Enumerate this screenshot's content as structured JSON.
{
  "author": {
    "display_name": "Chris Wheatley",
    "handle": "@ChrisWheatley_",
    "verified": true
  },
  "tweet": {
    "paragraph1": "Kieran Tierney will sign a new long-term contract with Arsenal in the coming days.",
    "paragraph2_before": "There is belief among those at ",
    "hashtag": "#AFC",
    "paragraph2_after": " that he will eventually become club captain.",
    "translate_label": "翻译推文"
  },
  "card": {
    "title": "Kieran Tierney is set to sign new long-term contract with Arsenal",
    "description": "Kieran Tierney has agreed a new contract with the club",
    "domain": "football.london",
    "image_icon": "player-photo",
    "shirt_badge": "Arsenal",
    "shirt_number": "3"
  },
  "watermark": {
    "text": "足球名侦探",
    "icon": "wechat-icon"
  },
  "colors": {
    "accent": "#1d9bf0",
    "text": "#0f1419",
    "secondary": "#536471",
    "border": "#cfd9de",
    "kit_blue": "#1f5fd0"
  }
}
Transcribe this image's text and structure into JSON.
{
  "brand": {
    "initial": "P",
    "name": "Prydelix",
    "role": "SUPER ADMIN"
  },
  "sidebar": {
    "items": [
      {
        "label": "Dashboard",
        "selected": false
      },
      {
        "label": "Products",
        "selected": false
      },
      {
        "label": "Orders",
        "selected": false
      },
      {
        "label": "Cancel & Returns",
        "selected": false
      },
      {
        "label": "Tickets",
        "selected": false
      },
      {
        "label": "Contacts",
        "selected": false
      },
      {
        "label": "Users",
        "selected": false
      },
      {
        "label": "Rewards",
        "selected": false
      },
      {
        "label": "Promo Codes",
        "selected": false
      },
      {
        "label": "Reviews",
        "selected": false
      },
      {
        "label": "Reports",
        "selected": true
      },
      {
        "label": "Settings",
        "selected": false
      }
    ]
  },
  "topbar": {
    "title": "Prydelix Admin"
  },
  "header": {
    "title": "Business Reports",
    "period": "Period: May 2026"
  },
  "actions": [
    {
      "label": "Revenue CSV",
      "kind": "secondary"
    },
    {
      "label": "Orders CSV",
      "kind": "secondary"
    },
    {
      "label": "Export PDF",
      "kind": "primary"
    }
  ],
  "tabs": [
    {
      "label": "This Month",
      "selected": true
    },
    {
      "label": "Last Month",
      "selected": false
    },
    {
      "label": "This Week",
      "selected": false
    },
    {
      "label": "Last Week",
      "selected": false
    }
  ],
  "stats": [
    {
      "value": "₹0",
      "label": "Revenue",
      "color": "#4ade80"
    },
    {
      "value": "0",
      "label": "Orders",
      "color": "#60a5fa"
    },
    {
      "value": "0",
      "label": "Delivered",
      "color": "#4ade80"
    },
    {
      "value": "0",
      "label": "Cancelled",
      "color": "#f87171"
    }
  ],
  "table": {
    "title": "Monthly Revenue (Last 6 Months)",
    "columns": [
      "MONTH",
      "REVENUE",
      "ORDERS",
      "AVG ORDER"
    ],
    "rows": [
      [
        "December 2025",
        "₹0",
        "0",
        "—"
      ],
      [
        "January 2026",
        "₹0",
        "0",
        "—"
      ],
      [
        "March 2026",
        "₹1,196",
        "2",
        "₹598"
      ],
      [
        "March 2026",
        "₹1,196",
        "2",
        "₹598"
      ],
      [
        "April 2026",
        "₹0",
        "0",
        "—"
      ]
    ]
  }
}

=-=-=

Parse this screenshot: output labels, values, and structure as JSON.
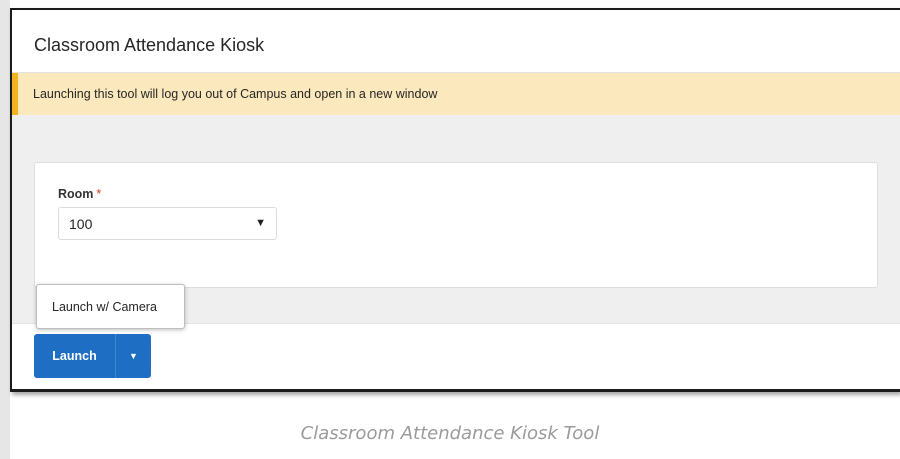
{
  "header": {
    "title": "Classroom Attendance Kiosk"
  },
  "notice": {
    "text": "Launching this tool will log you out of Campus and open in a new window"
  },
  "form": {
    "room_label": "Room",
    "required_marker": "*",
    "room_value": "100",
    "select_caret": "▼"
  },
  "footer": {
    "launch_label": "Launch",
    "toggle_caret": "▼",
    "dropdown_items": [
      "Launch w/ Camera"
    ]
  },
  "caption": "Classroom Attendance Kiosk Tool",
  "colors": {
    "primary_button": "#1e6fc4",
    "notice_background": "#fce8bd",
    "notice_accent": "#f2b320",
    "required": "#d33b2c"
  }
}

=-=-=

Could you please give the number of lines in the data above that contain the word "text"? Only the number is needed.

4